11) Don’t neglect your website.
Don’t forget your website. Almost every new customer that is thinking of doing business with you will first look for you online. Ensure your website creates the impression you want for your business.
Keep it updated. Keep it informative. Keep it simple and easy to navigate. Make it easy to find your contact information. Keep it fresh and modern looking. Keep it in sync with your industry and company values.
12) Embrace social media.
Like it or not your customer service is now a public show. The uptake of social media across the globe has meant that almost every interaction you have with a customer can potentially be shared with the world. Take social media seriously. Even if you have a customer that is disgruntled in an offline situation it only takes a few minutes for them to pull their smartphone out of their pocket and tell the world.
Be active. Respond to comments on your social media profiles. Watch for mentions of your company name or brand names on social media and respond accordingly. Deal with negative feedback promptly with decisive action that puts the customer needs above your own. Every business makes mistakes; it is how we deal with these mistakes that separate an average businesses from great businesses.
Embrace social media. See it is as another opportunity to engage with your customer base. Give them what they want, help them, answer questions where you feel you can help. Join groups, be proactive. It only takes one helpful comment from one customer that could lead to landing large contracts or winning big sales.
13) Actively listen.
Listening makes all the difference. Too often we get so caught up in our businesses that we forget what really matters, why we started our businesses in the first place. We forget it’s all about our customers. It’s all about listening to what they want. Really listening.
Take a step back and really listen to what customers are saying, what questions are they asking you, what are their real problems, what would they really like to see? Every bit of feedback is an opportunity. Even if you don’t or can’t act immediately, acknowledge that you have listened and heard your customers voice and have empathised with their situation. Take what your customers tell you and try the theories or concepts out on more customers or potential customers — if the ideas have traction and can deliver a return for your customers and your business add them to your plans.
Above all make sure your customers know you have listened to them.
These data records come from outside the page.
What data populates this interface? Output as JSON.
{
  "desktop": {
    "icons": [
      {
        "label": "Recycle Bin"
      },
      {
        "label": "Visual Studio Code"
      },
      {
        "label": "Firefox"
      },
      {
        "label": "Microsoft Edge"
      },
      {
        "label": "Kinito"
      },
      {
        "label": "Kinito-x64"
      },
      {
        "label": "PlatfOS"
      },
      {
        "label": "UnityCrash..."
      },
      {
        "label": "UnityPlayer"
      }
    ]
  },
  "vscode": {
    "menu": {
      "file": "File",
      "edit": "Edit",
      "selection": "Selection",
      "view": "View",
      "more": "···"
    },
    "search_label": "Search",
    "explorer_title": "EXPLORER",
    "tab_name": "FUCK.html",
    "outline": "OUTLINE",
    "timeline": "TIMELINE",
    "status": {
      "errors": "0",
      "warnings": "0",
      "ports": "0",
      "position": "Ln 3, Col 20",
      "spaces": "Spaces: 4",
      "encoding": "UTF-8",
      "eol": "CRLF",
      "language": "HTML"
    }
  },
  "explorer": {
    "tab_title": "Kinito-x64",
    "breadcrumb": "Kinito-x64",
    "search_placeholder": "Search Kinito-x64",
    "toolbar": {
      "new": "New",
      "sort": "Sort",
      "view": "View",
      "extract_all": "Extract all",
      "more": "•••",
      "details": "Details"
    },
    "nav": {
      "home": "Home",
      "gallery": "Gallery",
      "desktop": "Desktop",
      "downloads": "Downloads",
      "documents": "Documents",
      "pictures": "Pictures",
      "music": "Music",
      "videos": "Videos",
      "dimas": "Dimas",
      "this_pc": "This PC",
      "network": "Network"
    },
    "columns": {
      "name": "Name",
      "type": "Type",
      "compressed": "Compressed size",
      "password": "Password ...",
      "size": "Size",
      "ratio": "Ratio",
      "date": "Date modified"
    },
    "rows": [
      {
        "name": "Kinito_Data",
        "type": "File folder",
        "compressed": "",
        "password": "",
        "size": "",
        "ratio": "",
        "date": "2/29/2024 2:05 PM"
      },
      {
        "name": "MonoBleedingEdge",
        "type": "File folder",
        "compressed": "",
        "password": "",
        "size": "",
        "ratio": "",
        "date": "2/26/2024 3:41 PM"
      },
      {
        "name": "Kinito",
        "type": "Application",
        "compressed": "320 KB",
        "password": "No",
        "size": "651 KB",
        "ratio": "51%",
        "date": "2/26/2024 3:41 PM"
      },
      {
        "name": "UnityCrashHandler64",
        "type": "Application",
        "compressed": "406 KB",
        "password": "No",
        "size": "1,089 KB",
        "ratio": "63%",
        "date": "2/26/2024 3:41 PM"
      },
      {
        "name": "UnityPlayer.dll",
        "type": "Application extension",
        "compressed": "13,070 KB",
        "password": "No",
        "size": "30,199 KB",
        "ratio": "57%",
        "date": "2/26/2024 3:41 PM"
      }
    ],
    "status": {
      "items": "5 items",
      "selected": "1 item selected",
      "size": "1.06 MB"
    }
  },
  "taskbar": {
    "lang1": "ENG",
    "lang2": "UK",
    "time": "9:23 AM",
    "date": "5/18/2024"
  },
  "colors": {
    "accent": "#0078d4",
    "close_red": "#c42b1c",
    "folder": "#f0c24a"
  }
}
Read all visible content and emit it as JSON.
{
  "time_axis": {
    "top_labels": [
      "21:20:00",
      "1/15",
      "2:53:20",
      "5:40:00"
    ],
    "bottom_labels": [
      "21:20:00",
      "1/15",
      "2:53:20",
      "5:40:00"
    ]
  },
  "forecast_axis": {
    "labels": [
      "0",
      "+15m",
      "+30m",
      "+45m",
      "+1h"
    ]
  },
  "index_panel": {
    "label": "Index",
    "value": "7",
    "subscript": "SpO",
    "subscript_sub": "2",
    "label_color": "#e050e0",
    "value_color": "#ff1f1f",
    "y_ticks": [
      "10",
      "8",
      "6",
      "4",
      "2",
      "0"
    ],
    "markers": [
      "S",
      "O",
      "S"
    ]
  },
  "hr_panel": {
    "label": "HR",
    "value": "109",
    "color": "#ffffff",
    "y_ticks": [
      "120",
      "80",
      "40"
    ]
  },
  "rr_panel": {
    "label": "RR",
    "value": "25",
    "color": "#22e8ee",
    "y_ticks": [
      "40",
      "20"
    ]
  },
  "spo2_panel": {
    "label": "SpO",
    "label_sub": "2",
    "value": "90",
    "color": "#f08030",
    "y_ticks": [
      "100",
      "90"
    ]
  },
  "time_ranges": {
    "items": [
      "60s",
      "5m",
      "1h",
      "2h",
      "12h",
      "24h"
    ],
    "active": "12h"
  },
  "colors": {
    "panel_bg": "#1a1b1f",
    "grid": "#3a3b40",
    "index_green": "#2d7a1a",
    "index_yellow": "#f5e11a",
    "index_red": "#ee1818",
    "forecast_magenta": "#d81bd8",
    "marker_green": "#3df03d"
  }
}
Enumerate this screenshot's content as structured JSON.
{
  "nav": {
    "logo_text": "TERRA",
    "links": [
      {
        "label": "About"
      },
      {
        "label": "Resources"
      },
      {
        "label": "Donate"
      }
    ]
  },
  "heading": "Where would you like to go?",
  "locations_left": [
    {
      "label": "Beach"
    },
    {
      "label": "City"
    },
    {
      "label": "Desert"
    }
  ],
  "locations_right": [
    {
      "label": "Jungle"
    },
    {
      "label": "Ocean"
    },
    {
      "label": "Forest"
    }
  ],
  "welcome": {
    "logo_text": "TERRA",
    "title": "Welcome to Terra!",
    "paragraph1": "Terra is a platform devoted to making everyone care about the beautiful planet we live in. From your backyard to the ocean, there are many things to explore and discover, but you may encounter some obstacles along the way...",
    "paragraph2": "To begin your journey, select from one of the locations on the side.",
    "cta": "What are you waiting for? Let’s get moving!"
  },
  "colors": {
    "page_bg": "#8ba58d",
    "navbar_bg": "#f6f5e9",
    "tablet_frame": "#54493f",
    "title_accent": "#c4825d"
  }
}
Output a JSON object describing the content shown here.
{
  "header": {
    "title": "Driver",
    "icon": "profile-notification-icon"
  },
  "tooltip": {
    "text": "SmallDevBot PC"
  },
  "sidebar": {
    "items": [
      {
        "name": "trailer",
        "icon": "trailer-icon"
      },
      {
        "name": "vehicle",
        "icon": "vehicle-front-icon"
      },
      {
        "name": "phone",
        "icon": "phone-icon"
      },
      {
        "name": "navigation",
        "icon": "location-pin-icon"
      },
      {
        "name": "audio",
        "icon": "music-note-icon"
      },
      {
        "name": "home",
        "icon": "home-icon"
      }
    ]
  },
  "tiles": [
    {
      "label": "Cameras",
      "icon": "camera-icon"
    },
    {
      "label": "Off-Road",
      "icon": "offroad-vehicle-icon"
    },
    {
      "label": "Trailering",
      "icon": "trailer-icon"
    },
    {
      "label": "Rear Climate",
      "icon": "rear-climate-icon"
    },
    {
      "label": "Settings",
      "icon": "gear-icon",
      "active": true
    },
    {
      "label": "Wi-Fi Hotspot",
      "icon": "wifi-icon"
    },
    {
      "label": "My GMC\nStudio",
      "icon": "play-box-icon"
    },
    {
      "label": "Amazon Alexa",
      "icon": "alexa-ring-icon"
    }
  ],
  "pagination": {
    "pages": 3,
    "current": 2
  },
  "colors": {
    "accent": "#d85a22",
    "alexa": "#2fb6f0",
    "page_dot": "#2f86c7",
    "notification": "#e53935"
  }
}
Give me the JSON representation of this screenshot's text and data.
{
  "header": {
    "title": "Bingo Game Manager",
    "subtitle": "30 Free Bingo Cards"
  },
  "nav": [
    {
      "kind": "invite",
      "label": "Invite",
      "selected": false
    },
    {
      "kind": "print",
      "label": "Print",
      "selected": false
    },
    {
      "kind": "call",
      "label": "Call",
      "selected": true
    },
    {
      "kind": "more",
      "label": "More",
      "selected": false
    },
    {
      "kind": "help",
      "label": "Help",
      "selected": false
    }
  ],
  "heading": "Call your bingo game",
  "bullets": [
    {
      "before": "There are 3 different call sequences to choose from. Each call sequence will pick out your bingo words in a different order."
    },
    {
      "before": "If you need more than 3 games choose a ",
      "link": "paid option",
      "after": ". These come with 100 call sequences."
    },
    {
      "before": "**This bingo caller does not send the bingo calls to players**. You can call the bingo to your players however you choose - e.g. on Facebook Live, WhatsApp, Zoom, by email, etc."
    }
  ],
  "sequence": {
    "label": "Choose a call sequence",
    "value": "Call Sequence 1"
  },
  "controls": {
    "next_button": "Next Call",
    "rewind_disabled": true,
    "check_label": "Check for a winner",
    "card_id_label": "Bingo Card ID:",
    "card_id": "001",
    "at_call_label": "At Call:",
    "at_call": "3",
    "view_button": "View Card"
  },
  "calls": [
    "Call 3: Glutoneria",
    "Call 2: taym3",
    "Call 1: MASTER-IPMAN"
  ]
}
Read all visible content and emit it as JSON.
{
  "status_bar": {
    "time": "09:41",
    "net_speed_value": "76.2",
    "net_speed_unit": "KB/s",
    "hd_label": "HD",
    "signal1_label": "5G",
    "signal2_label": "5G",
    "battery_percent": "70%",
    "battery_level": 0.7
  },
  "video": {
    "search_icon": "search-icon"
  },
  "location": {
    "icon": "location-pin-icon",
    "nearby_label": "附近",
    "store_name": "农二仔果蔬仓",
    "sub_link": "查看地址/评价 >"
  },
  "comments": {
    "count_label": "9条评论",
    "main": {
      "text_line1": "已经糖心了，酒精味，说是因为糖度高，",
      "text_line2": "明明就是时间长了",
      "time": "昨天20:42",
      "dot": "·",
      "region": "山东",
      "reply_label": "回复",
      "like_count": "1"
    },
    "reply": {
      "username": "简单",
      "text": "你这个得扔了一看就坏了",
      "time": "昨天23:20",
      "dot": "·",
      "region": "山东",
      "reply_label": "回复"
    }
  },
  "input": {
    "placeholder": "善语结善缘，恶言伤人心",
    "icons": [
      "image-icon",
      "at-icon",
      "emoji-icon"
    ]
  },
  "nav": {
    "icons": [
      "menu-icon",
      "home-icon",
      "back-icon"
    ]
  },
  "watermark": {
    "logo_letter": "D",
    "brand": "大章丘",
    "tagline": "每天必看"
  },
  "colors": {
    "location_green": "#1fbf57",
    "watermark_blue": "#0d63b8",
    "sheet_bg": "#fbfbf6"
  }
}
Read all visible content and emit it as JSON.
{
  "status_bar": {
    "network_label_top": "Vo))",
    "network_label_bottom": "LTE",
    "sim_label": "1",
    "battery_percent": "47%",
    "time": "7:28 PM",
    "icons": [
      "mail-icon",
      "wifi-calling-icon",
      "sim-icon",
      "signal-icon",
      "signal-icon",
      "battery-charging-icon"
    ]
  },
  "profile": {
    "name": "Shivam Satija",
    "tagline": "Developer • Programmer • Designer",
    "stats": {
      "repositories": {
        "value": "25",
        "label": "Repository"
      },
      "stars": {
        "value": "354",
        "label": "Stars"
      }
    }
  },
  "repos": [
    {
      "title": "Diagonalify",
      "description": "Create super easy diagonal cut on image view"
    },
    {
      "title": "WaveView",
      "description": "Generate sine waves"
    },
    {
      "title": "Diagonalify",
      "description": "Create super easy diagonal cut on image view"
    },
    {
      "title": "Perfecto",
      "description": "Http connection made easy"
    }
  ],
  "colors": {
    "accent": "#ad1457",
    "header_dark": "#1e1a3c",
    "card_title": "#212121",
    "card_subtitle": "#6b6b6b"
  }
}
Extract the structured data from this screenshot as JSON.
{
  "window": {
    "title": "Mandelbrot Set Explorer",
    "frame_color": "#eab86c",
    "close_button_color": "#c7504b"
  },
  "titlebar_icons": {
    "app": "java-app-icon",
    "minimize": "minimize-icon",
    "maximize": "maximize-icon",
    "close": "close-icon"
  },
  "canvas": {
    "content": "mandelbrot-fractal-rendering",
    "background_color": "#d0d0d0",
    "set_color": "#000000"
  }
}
Send them quick update messages. Inform them of progress. It only takes one idea to revolutionise a business and showing you listen and care will go a long way in terms of gaining trust and loyalty.
14) Get feedback.
“Feedback is the breakfast of champions,” a wise man once said.
How do you know if:
- You are creating the right first impression with your customers?
- Your business is seen as helpful?
- If your customers think you are responsive?
- If your customers think they are important or not?
- If your customers think you are accountable?
- If your customers think you know enough about your products or services?
- If you listen to customer needs, wants, desires or problems?
The only way is to ask. Leverage the power of customer surveys and more in depth feedback via Mystery Shopping Programmes. Analyse the results. Take action where you need to and repeat the feedback cycle often.
Don’t get complacent. Don’t think you are the doing the right thing for your customers be sure.
Putting your customer at the heart of everything you do will have immediate and remarkable benefits to your business. The key thing is to take action. Use the points above as part of your to do list, take action, measure impact and tweak your approach accordingly.
Let us know how you get on, and of course if you we can help in any way, please get in touch – we would love to hear from you.